## EXERCISE
Which lines below include "with"? Copy them all.

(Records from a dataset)
* * *
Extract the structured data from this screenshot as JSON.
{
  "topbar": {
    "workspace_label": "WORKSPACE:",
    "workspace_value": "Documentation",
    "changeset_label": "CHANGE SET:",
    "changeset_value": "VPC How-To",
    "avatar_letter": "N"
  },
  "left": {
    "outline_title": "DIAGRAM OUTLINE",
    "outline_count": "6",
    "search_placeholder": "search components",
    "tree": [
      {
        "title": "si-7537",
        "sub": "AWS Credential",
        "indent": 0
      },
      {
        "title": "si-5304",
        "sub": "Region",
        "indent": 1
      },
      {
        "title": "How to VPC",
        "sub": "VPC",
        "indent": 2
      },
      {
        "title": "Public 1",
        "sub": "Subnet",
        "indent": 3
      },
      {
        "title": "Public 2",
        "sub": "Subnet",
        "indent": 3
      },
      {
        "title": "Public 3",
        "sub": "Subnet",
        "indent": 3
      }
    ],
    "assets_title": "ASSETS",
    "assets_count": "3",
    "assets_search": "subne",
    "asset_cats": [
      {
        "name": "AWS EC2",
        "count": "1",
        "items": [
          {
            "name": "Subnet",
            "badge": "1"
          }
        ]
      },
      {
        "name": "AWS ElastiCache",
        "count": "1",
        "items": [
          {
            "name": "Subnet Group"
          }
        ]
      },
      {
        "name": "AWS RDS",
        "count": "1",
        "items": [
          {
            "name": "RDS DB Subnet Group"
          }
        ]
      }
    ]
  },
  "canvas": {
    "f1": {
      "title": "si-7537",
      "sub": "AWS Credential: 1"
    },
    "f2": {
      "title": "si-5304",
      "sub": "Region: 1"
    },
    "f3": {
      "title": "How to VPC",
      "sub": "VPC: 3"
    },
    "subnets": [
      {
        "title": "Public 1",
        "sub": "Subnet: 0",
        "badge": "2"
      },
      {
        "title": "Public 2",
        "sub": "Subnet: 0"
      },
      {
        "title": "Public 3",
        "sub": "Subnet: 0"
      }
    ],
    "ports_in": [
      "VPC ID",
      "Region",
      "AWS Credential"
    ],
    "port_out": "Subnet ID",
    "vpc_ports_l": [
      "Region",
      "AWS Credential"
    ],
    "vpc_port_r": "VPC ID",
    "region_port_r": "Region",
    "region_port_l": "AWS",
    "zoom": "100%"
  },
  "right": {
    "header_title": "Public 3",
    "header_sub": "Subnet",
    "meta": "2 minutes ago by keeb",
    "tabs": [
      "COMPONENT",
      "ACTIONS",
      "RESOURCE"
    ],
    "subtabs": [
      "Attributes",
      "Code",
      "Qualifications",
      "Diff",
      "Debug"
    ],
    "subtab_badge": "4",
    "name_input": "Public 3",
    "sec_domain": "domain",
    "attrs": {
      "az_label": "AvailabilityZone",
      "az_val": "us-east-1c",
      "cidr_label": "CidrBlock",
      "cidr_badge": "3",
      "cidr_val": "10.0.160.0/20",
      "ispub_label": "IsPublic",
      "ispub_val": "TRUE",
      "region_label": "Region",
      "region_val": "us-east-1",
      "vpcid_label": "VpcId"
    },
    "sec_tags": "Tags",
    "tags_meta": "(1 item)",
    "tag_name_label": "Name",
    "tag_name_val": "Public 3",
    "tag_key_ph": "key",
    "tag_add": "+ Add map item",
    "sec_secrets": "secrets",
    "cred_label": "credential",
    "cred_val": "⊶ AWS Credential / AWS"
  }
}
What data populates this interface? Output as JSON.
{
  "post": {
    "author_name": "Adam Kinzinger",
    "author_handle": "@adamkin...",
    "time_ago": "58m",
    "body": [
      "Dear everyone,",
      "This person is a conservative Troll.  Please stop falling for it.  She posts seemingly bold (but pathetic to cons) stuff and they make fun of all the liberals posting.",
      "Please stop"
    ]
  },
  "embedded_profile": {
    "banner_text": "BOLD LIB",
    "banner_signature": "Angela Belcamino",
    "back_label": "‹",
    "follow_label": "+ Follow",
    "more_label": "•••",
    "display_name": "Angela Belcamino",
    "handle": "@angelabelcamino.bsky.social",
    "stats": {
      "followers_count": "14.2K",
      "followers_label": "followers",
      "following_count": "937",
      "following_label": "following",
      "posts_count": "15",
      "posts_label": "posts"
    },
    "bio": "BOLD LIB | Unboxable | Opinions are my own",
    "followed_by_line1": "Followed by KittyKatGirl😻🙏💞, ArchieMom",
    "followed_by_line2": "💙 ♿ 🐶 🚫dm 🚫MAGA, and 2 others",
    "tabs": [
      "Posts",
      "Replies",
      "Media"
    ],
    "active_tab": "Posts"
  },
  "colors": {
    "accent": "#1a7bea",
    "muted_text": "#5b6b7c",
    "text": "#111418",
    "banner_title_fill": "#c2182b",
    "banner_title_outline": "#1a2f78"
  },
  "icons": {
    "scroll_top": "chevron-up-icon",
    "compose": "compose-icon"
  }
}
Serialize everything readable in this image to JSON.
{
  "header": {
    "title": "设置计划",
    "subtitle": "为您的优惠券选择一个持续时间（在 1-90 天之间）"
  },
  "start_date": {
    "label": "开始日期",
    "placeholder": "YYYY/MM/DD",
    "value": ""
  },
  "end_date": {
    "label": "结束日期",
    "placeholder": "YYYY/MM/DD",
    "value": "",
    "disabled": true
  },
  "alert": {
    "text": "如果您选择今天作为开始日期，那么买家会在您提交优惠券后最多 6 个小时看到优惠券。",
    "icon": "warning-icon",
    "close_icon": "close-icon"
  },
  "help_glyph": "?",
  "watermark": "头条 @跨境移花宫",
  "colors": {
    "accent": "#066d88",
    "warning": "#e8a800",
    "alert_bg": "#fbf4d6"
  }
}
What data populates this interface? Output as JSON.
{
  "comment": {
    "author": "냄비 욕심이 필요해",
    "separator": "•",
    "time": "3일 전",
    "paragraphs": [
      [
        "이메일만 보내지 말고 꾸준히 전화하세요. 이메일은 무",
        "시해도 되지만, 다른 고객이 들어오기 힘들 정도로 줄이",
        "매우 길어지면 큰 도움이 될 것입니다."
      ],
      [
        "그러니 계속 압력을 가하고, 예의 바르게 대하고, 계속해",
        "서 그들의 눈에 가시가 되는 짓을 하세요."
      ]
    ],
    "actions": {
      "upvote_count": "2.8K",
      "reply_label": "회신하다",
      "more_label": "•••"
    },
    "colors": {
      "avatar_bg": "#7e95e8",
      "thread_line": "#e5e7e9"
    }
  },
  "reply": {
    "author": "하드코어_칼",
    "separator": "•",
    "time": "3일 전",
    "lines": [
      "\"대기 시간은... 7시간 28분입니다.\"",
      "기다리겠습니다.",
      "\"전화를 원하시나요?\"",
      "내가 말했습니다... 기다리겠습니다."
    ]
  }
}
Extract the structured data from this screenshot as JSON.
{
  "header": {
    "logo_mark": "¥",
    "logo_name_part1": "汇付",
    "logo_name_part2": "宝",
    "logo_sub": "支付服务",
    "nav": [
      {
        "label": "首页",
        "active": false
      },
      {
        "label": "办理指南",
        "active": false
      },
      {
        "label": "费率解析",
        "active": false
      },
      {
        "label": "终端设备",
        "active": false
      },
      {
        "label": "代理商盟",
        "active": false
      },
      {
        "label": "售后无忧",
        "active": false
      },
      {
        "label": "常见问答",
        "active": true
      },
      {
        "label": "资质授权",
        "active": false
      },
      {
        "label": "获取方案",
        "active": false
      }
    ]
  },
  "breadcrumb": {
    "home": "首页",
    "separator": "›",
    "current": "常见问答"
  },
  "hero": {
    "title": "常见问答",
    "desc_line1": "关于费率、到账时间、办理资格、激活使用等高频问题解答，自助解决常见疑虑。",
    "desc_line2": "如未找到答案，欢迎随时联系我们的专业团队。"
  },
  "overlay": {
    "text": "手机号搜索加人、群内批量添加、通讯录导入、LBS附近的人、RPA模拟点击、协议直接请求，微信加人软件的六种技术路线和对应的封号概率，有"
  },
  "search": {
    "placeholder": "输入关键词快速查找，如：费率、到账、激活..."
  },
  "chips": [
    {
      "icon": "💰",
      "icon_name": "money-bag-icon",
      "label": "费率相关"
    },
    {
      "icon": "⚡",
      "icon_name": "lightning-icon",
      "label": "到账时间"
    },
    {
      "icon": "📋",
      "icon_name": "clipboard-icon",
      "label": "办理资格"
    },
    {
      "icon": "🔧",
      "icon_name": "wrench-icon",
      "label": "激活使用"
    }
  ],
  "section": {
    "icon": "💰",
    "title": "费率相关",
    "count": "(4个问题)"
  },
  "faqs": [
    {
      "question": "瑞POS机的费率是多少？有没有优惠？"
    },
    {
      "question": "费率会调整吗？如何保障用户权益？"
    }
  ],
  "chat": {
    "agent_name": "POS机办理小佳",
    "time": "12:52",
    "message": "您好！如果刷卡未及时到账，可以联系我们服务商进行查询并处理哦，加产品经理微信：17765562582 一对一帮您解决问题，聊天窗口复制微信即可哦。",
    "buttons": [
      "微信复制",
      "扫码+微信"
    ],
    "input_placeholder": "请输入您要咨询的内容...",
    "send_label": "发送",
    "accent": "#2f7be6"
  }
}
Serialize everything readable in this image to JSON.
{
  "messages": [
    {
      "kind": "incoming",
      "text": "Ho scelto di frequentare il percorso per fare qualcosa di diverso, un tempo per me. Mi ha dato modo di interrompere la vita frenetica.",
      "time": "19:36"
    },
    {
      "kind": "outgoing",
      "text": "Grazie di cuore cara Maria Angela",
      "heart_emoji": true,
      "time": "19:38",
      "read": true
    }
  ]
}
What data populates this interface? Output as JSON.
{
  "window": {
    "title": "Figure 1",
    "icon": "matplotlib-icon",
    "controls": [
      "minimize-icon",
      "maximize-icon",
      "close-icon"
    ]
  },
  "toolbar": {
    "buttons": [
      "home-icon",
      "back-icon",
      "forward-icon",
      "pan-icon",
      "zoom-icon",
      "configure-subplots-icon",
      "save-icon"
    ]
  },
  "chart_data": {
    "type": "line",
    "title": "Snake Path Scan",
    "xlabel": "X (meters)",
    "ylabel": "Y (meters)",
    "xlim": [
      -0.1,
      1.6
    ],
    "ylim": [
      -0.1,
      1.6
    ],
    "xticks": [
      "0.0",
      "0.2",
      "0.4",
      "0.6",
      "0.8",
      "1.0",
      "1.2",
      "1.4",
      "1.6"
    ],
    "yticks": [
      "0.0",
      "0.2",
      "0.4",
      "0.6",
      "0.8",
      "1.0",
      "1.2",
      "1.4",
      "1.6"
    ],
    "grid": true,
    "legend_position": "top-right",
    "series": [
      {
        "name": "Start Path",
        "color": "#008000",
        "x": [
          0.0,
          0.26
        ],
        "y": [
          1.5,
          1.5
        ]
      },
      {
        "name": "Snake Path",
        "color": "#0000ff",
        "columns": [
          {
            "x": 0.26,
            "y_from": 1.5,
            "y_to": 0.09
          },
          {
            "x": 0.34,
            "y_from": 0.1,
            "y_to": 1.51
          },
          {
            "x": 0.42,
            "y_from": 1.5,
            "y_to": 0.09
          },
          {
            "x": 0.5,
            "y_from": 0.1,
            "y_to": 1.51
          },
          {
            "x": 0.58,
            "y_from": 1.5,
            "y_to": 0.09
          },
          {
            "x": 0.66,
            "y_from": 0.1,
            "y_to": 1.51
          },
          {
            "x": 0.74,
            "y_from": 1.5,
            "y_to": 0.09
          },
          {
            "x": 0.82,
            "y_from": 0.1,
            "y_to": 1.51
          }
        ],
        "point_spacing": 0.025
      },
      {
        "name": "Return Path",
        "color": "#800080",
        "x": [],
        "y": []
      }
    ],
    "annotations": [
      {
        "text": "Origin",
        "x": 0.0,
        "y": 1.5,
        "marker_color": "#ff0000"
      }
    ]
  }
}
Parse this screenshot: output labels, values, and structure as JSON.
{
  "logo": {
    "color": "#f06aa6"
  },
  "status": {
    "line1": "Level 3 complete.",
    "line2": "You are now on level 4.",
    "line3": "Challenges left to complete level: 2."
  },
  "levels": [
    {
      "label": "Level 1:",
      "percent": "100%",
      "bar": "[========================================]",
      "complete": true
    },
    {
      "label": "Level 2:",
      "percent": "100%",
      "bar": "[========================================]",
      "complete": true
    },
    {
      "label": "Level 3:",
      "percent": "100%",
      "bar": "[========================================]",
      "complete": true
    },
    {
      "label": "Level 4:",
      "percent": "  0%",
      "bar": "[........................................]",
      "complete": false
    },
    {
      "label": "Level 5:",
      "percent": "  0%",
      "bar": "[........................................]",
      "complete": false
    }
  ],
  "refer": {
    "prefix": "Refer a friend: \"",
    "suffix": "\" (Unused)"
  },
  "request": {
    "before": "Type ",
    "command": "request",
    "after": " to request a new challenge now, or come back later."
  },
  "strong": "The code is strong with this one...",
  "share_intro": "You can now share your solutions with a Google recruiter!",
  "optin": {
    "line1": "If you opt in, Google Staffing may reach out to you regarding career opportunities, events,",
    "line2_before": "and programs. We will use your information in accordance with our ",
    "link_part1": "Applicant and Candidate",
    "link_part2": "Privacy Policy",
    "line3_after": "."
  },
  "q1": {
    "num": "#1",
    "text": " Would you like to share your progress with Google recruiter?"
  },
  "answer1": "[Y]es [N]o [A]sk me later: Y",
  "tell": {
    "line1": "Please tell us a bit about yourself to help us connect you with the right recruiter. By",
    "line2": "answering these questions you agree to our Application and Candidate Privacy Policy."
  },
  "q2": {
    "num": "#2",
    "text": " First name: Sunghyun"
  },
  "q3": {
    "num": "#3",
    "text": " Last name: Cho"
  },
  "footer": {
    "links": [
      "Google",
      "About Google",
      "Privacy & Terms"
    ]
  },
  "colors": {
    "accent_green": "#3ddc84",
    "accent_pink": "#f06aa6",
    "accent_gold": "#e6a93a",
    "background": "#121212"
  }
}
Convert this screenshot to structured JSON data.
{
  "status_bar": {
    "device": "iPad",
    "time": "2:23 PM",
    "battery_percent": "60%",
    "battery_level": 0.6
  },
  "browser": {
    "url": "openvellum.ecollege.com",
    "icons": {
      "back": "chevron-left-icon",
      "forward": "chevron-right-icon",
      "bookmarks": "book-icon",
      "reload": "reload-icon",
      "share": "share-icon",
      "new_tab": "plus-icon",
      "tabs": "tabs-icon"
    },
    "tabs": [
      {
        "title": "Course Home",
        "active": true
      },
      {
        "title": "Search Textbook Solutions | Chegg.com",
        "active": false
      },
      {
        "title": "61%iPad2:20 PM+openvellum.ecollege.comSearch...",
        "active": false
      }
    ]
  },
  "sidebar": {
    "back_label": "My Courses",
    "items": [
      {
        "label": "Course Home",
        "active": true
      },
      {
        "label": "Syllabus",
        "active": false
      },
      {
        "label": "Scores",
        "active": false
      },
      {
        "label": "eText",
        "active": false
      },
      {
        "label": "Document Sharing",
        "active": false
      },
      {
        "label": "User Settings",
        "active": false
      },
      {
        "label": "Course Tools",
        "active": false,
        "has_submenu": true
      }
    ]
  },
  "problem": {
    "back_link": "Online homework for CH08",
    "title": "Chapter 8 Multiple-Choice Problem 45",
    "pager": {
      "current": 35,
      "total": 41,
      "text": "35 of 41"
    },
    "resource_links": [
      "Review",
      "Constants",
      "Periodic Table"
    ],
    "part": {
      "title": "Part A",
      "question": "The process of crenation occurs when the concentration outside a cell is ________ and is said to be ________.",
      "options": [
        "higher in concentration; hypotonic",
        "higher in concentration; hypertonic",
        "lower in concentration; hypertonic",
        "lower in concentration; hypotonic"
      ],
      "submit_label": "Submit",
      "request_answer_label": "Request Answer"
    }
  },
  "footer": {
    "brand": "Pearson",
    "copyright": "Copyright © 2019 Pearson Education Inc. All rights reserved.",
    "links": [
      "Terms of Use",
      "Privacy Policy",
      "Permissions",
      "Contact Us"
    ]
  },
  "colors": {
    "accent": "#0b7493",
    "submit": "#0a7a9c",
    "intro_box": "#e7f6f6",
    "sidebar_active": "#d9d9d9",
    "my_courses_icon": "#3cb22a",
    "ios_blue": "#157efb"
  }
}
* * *
## COMPLETED EXERCISE
  "strong": "The code is strong with this one...",
  "share_intro": "You can now share your solutions with a Google recruiter!",
    "line2_before": "and programs. We will use your information in accordance with our ",
    "text": " Would you like to share your progress with Google recruiter?"
    "line1": "Please tell us a bit about yourself to help us connect you with the right recruiter. By",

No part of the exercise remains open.